┏━━
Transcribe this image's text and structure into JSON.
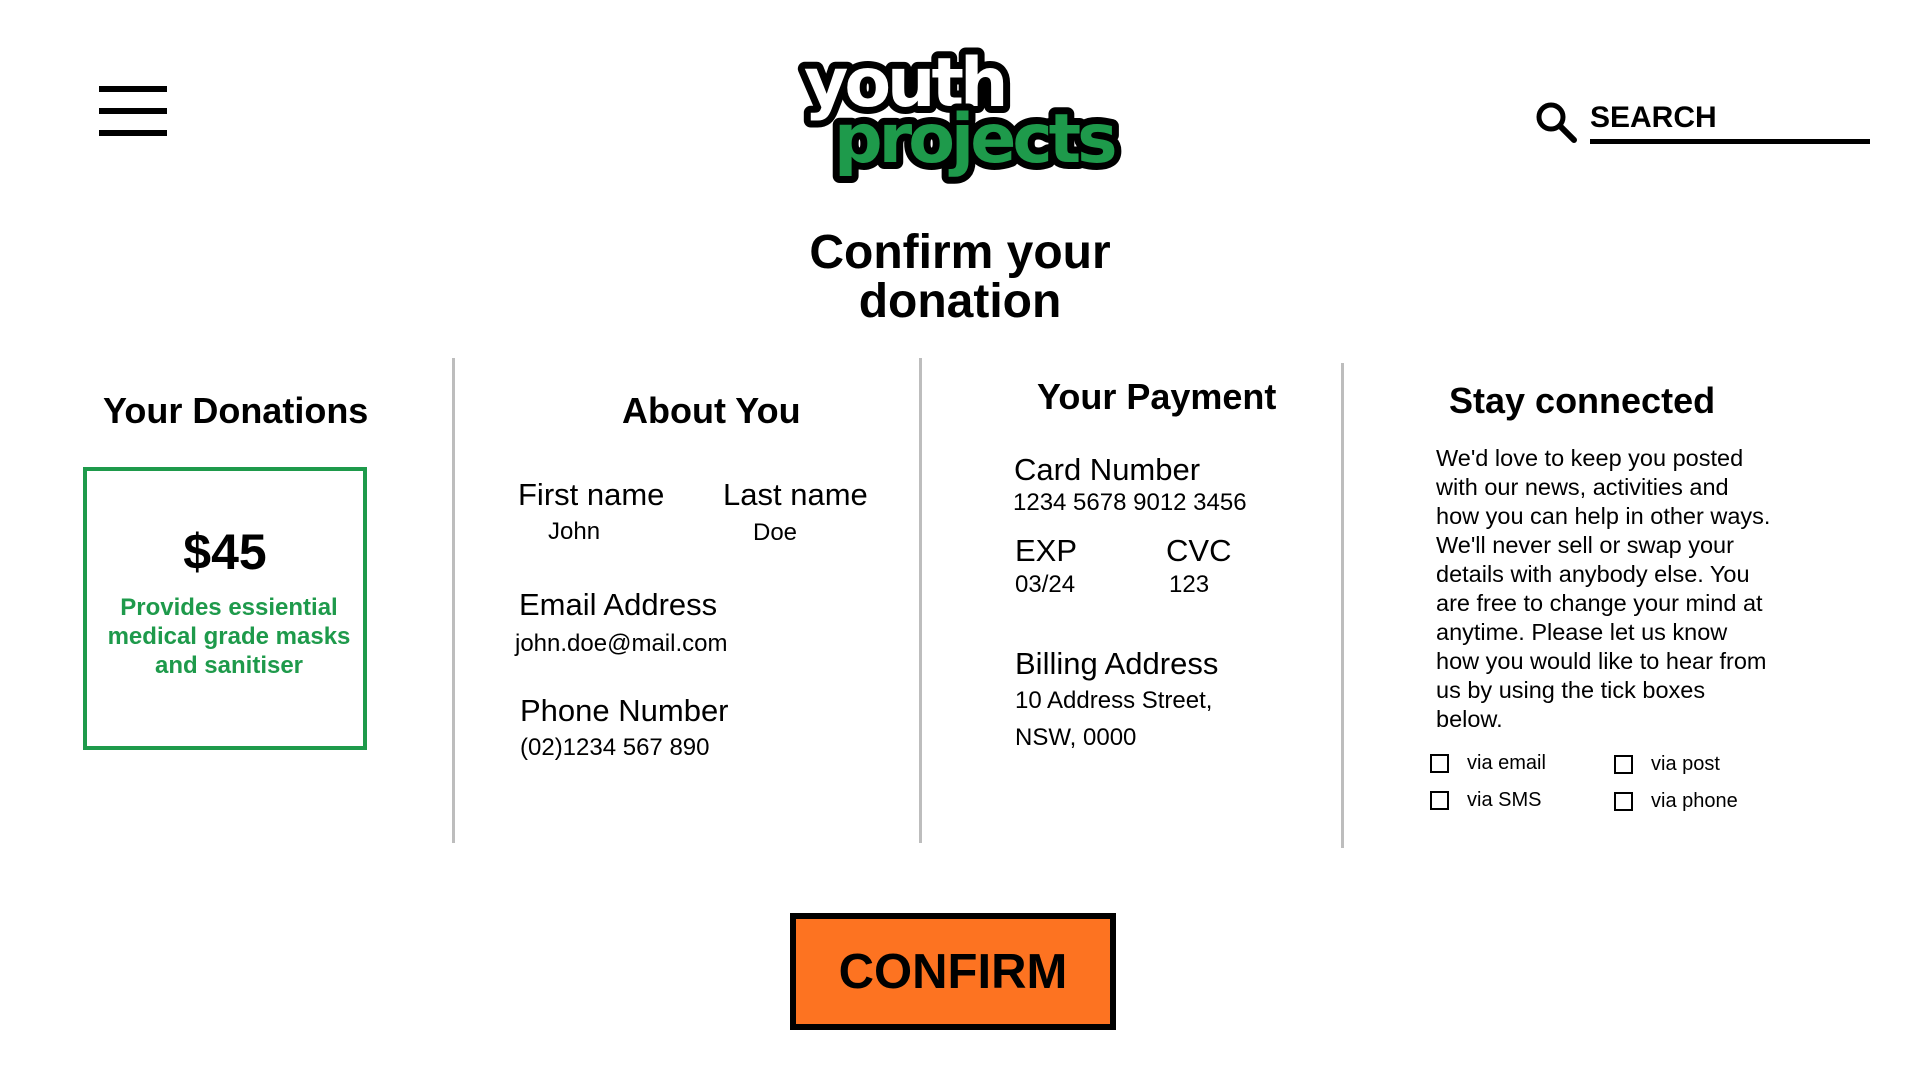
{
  "header": {
    "menu_icon": "hamburger-menu-icon",
    "logo": {
      "line1": "youth",
      "line2": "projects",
      "line1_color": "#ffffff",
      "line2_color": "#1e9a4b"
    },
    "search": {
      "icon": "search-icon",
      "placeholder": "SEARCH"
    }
  },
  "page_title": {
    "line1": "Confirm your",
    "line2": "donation"
  },
  "donations": {
    "title": "Your Donations",
    "amount": "$45",
    "description": "Provides essiential medical grade masks and sanitiser",
    "accent_color": "#1e9a4b"
  },
  "about": {
    "title": "About You",
    "first_name_label": "First name",
    "first_name": "John",
    "last_name_label": "Last name",
    "last_name": "Doe",
    "email_label": "Email Address",
    "email": "john.doe@mail.com",
    "phone_label": "Phone Number",
    "phone": "(02)1234 567 890"
  },
  "payment": {
    "title": "Your Payment",
    "card_label": "Card Number",
    "card_number": "1234 5678 9012 3456",
    "exp_label": "EXP",
    "exp": "03/24",
    "cvc_label": "CVC",
    "cvc": "123",
    "billing_label": "Billing Address",
    "billing_line1": "10 Address Street,",
    "billing_line2": "NSW, 0000"
  },
  "connected": {
    "title": "Stay connected",
    "text": "We'd love to keep you posted with our news, activities and how you can help in other ways. We'll never sell or swap your details with anybody else. You are free to change your mind at anytime. Please let us know how you would like to hear from us by using the tick boxes below.",
    "options": [
      {
        "label": "via email",
        "checked": false
      },
      {
        "label": "via post",
        "checked": false
      },
      {
        "label": "via SMS",
        "checked": false
      },
      {
        "label": "via phone",
        "checked": false
      }
    ]
  },
  "confirm": {
    "label": "CONFIRM",
    "color": "#fd7321"
  }
}
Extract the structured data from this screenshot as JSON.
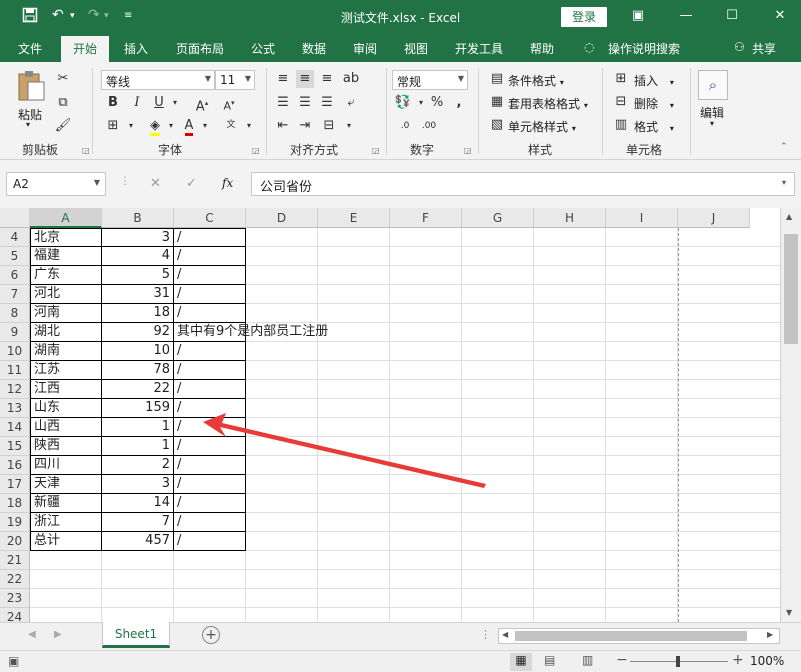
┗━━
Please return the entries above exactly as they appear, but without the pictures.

Transcribe this image's text and structure into JSON.
{
  "header": {
    "menu_icon": "hamburger-menu-icon",
    "logo": {
      "line1": "youth",
      "line2": "projects",
      "line1_color": "#ffffff",
      "line2_color": "#1e9a4b"
    },
    "search": {
      "icon": "search-icon",
      "placeholder": "SEARCH"
    }
  },
  "page_title": {
    "line1": "Confirm your",
    "line2": "donation"
  },
  "donations": {
    "title": "Your Donations",
    "amount": "$45",
    "description": "Provides essiential medical grade masks and sanitiser",
    "accent_color": "#1e9a4b"
  },
  "about": {
    "title": "About You",
    "first_name_label": "First name",
    "first_name": "John",
    "last_name_label": "Last name",
    "last_name": "Doe",
    "email_label": "Email Address",
    "email": "john.doe@mail.com",
    "phone_label": "Phone Number",
    "phone": "(02)1234 567 890"
  },
  "payment": {
    "title": "Your Payment",
    "card_label": "Card Number",
    "card_number": "1234 5678 9012 3456",
    "exp_label": "EXP",
    "exp": "03/24",
    "cvc_label": "CVC",
    "cvc": "123",
    "billing_label": "Billing Address",
    "billing_line1": "10 Address Street,",
    "billing_line2": "NSW, 0000"
  },
  "connected": {
    "title": "Stay connected",
    "text": "We'd love to keep you posted with our news, activities and how you can help in other ways. We'll never sell or swap your details with anybody else. You are free to change your mind at anytime. Please let us know how you would like to hear from us by using the tick boxes below.",
    "options": [
      {
        "label": "via email",
        "checked": false
      },
      {
        "label": "via post",
        "checked": false
      },
      {
        "label": "via SMS",
        "checked": false
      },
      {
        "label": "via phone",
        "checked": false
      }
    ]
  },
  "confirm": {
    "label": "CONFIRM",
    "color": "#fd7321"
  }
}
Extract the structured data from this screenshot as JSON.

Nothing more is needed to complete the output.